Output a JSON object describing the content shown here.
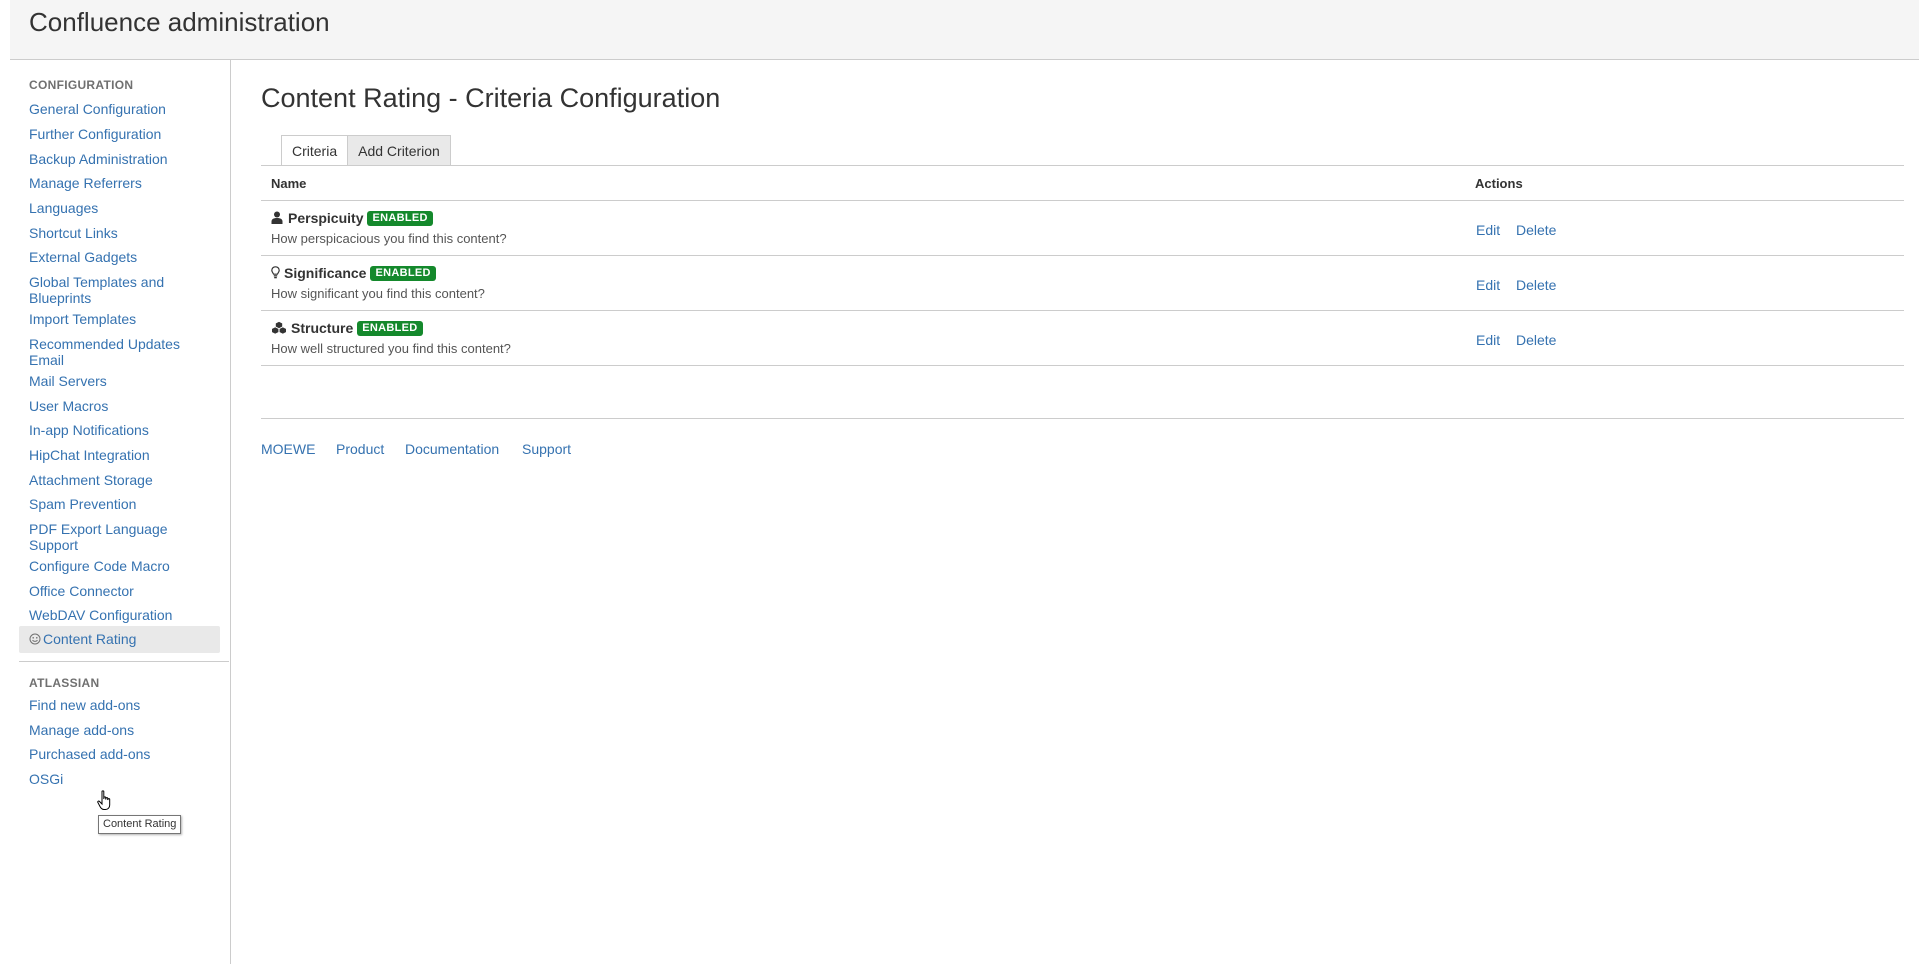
{
  "header": {
    "title": "Confluence administration"
  },
  "sidebar": {
    "config_heading": "CONFIGURATION",
    "items": [
      {
        "label": "General Configuration"
      },
      {
        "label": "Further Configuration"
      },
      {
        "label": "Backup Administration"
      },
      {
        "label": "Manage Referrers"
      },
      {
        "label": "Languages"
      },
      {
        "label": "Shortcut Links"
      },
      {
        "label": "External Gadgets"
      },
      {
        "label": "Global Templates and Blueprints"
      },
      {
        "label": "Import Templates"
      },
      {
        "label": "Recommended Updates Email"
      },
      {
        "label": "Mail Servers"
      },
      {
        "label": "User Macros"
      },
      {
        "label": "In-app Notifications"
      },
      {
        "label": "HipChat Integration"
      },
      {
        "label": "Attachment Storage"
      },
      {
        "label": "Spam Prevention"
      },
      {
        "label": "PDF Export Language Support"
      },
      {
        "label": "Configure Code Macro"
      },
      {
        "label": "Office Connector"
      },
      {
        "label": "WebDAV Configuration"
      },
      {
        "label": "Content Rating",
        "icon": "smiley-icon",
        "selected": true
      }
    ],
    "atlassian_heading": "ATLASSIAN",
    "atlassian_items": [
      {
        "label": "Find new add-ons"
      },
      {
        "label": "Manage add-ons"
      },
      {
        "label": "Purchased add-ons"
      },
      {
        "label": "OSGi"
      }
    ],
    "tooltip": "Content Rating"
  },
  "main": {
    "title": "Content Rating - Criteria Configuration",
    "tabs": [
      {
        "label": "Criteria",
        "active": true
      },
      {
        "label": "Add Criterion",
        "active": false
      }
    ],
    "table": {
      "headers": {
        "name": "Name",
        "actions": "Actions"
      },
      "rows": [
        {
          "name": "Perspicuity",
          "icon": "user-icon",
          "status": "ENABLED",
          "description": "How perspicacious you find this content?",
          "edit": "Edit",
          "delete": "Delete"
        },
        {
          "name": "Significance",
          "icon": "lightbulb-icon",
          "status": "ENABLED",
          "description": "How significant you find this content?",
          "edit": "Edit",
          "delete": "Delete"
        },
        {
          "name": "Structure",
          "icon": "cubes-icon",
          "status": "ENABLED",
          "description": "How well structured you find this content?",
          "edit": "Edit",
          "delete": "Delete"
        }
      ]
    },
    "footer_links": [
      "MOEWE",
      "Product",
      "Documentation",
      "Support"
    ]
  },
  "colors": {
    "link": "#3572b0",
    "badge": "#14892c",
    "header_bg": "#f5f5f5"
  }
}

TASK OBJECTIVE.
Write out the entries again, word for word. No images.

EXERCISE OUTPUT.
Output a JSON object describing the content shown here.
{
  "header": {
    "title": "Confluence administration"
  },
  "sidebar": {
    "config_heading": "CONFIGURATION",
    "items": [
      {
        "label": "General Configuration"
      },
      {
        "label": "Further Configuration"
      },
      {
        "label": "Backup Administration"
      },
      {
        "label": "Manage Referrers"
      },
      {
        "label": "Languages"
      },
      {
        "label": "Shortcut Links"
      },
      {
        "label": "External Gadgets"
      },
      {
        "label": "Global Templates and Blueprints"
      },
      {
        "label": "Import Templates"
      },
      {
        "label": "Recommended Updates Email"
      },
      {
        "label": "Mail Servers"
      },
      {
        "label": "User Macros"
      },
      {
        "label": "In-app Notifications"
      },
      {
        "label": "HipChat Integration"
      },
      {
        "label": "Attachment Storage"
      },
      {
        "label": "Spam Prevention"
      },
      {
        "label": "PDF Export Language Support"
      },
      {
        "label": "Configure Code Macro"
      },
      {
        "label": "Office Connector"
      },
      {
        "label": "WebDAV Configuration"
      },
      {
        "label": "Content Rating",
        "icon": "smiley-icon",
        "selected": true
      }
    ],
    "atlassian_heading": "ATLASSIAN",
    "atlassian_items": [
      {
        "label": "Find new add-ons"
      },
      {
        "label": "Manage add-ons"
      },
      {
        "label": "Purchased add-ons"
      },
      {
        "label": "OSGi"
      }
    ],
    "tooltip": "Content Rating"
  },
  "main": {
    "title": "Content Rating - Criteria Configuration",
    "tabs": [
      {
        "label": "Criteria",
        "active": true
      },
      {
        "label": "Add Criterion",
        "active": false
      }
    ],
    "table": {
      "headers": {
        "name": "Name",
        "actions": "Actions"
      },
      "rows": [
        {
          "name": "Perspicuity",
          "icon": "user-icon",
          "status": "ENABLED",
          "description": "How perspicacious you find this content?",
          "edit": "Edit",
          "delete": "Delete"
        },
        {
          "name": "Significance",
          "icon": "lightbulb-icon",
          "status": "ENABLED",
          "description": "How significant you find this content?",
          "edit": "Edit",
          "delete": "Delete"
        },
        {
          "name": "Structure",
          "icon": "cubes-icon",
          "status": "ENABLED",
          "description": "How well structured you find this content?",
          "edit": "Edit",
          "delete": "Delete"
        }
      ]
    },
    "footer_links": [
      "MOEWE",
      "Product",
      "Documentation",
      "Support"
    ]
  },
  "colors": {
    "link": "#3572b0",
    "badge": "#14892c",
    "header_bg": "#f5f5f5"
  }
}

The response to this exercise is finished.